In this account I have attempted to find out about the realities of women’s existence in the ancient world rather than concentrate on the images that men had of women. Yet to compose a polemic against the men of Greece and Rome and to write a brief in defense of their women are not the proper objectives of a historian. Nor would it be defensible to pronounce a verdict based on modern preferences, noting that although the basic patriarchal power structure was similar in Greece and Rome, Roman women appear to have led more satisfying lives as a result of the deepening of the marriage relationship and the transference of the possibilities of the finer kind of love from homosexual to heterosexual relationships. I hope I may be forgiven for suggesting that the modern woman would have felt more at home among the Romans, since despite the perspective of some 2,000 years the women of classical antiquity evoke an emotional response.
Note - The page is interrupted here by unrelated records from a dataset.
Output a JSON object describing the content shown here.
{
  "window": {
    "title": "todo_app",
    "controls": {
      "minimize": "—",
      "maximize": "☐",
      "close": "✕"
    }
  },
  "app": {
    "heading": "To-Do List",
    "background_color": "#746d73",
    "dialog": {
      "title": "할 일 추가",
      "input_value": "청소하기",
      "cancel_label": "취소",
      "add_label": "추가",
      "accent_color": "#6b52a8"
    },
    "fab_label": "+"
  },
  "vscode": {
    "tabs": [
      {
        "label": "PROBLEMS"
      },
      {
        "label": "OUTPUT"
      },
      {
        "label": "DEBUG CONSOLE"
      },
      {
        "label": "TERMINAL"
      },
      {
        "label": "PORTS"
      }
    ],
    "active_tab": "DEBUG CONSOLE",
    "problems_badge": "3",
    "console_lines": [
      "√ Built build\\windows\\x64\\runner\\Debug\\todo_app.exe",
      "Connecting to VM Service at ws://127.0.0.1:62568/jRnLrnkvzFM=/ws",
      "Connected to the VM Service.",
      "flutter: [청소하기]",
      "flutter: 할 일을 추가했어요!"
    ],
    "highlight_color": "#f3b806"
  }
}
For the ancient views of women, as well as what can be determined about their actual lives, remain valid paradigms for the modern world.
To redress the balance, something can be said in favor of the men of classical antiquity. The Greeks were the first we know of to consider and question women’s role. This did not happen in other societies at the time or indeed much later. Whether they took actual notice of the women around them as they formulated their theories is debatable. The product is a variegated fabric so finely woven that we cannot tell how much to attribute to the living women of the period and how much is due to men’s imagination.
A chasm gapes between the beastlike women in the verses of Semonides and the female watchdogs of Plato’s Republic; yet, upon closer analysis, the attitudes of one of the most celebrated misogynists and one of the greatest philogynists of antiquity show more similarities than differences. Even Plato—of ancient authors one of the most sympathetic to women—found that the one sex was in general inferior to the other, although he allowed for exceptions. Plato had strayed far from the mainstream of Greek thought. The views of Aristotle were more representative: he elucidated in detail the range of woman’s inferiority, from her passive role in procreativity to her limited capacity for mental activity. Serious intellectual thought about women continued: Stoicism, the most popular of the Hellenistic and Roman philosophies, directed women’s energies to marriage and motherhood. The argumentation is brilliant and difficult to refute. And this rationalized confinement of women to the domestic sphere, as well as the systematization of anti-female thought by poets and philosophers, are two of the most devastating creations in the classical legacy.